Task prompt
Your copy should repeat the data that follows exactly and contain no image.

====== Data extract

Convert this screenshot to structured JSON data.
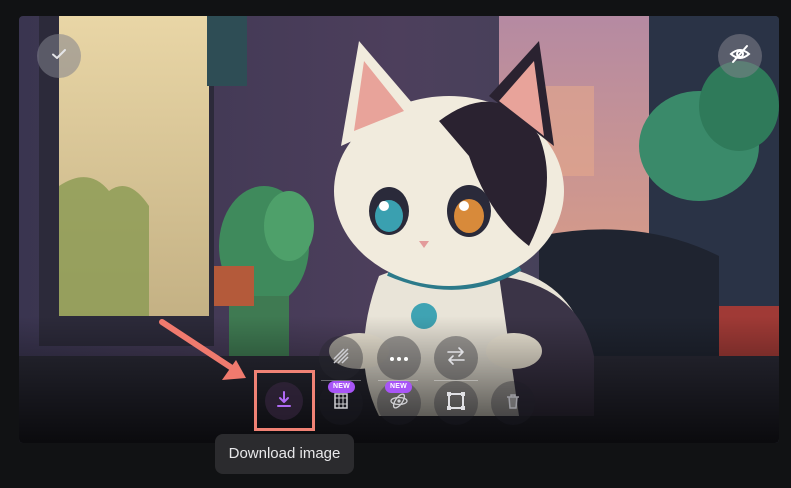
{
  "tooltip": {
    "text": "Download image"
  },
  "toolbar": {
    "top_row": [
      {
        "icon": "upscale-icon"
      },
      {
        "icon": "more-icon"
      },
      {
        "icon": "swap-icon"
      }
    ],
    "bottom_row": [
      {
        "icon": "download-icon",
        "accent": "#a855f7"
      },
      {
        "icon": "video-icon",
        "badge": "NEW"
      },
      {
        "icon": "3d-object-icon",
        "badge": "NEW"
      },
      {
        "icon": "crop-icon"
      },
      {
        "icon": "trash-icon"
      }
    ]
  },
  "colors": {
    "highlight": "#f08275",
    "badge": "#a855f7",
    "background": "#111214"
  },
  "image": {
    "subject": "anime-style calico kitten sitting at a desk with a monitor and plants"
  }
}
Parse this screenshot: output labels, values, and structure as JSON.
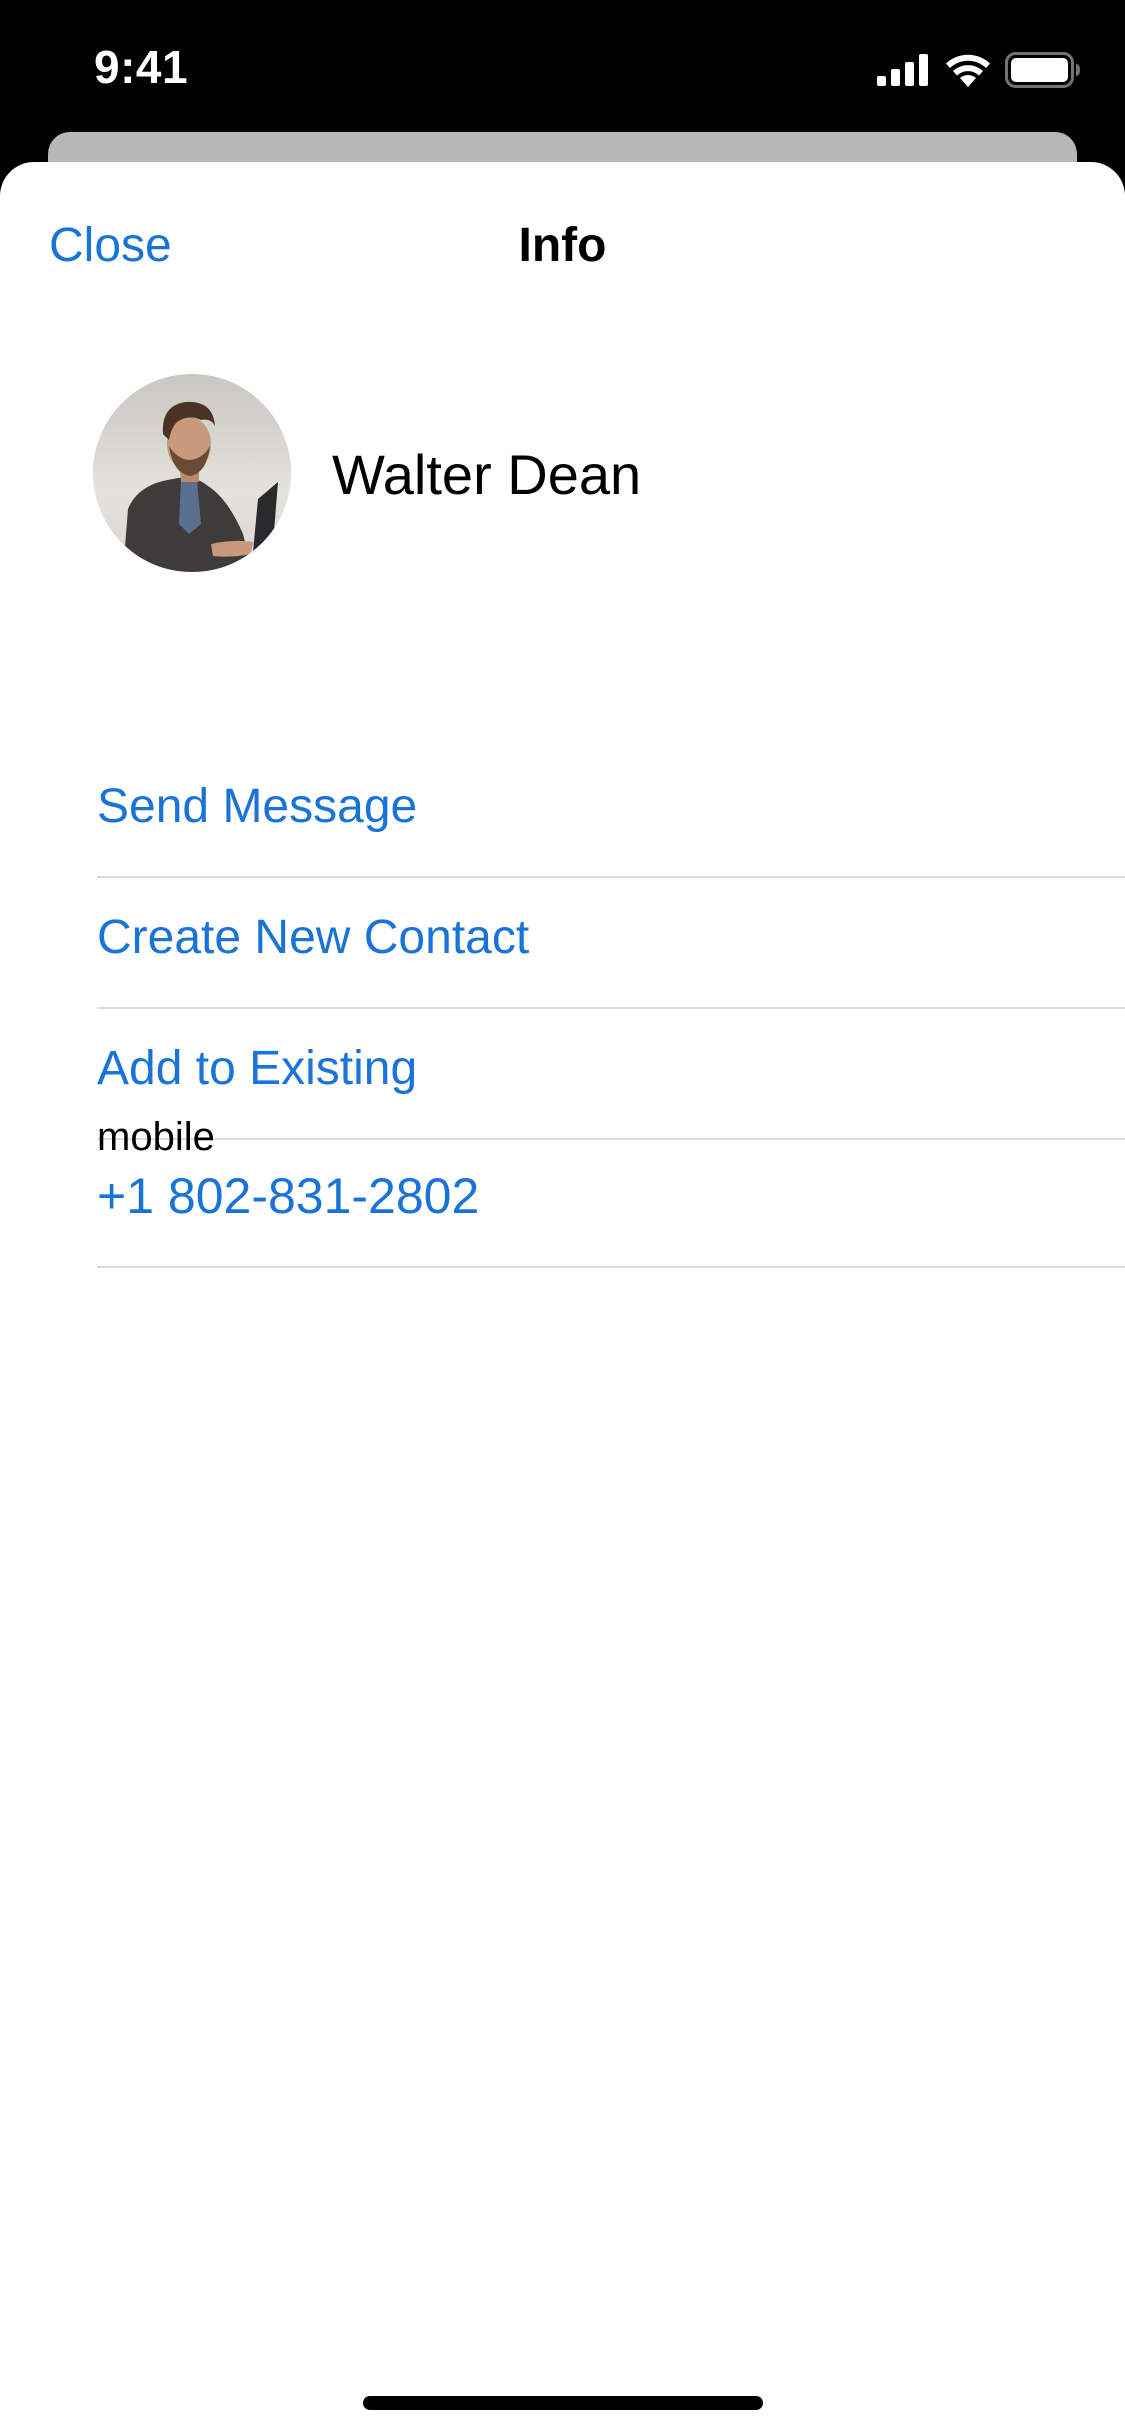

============

Exercise answer
Convert this screenshot to structured JSON data.
{
  "tooltip": {
    "text": "Download image"
  },
  "toolbar": {
    "top_row": [
      {
        "icon": "upscale-icon"
      },
      {
        "icon": "more-icon"
      },
      {
        "icon": "swap-icon"
      }
    ],
    "bottom_row": [
      {
        "icon": "download-icon",
        "accent": "#a855f7"
      },
      {
        "icon": "video-icon",
        "badge": "NEW"
      },
      {
        "icon": "3d-object-icon",
        "badge": "NEW"
      },
      {
        "icon": "crop-icon"
      },
      {
        "icon": "trash-icon"
      }
    ]
  },
  "colors": {
    "highlight": "#f08275",
    "badge": "#a855f7",
    "background": "#111214"
  },
  "image": {
    "subject": "anime-style calico kitten sitting at a desk with a monitor and plants"
  }
}
Parse this screenshot: output labels, values, and structure as JSON.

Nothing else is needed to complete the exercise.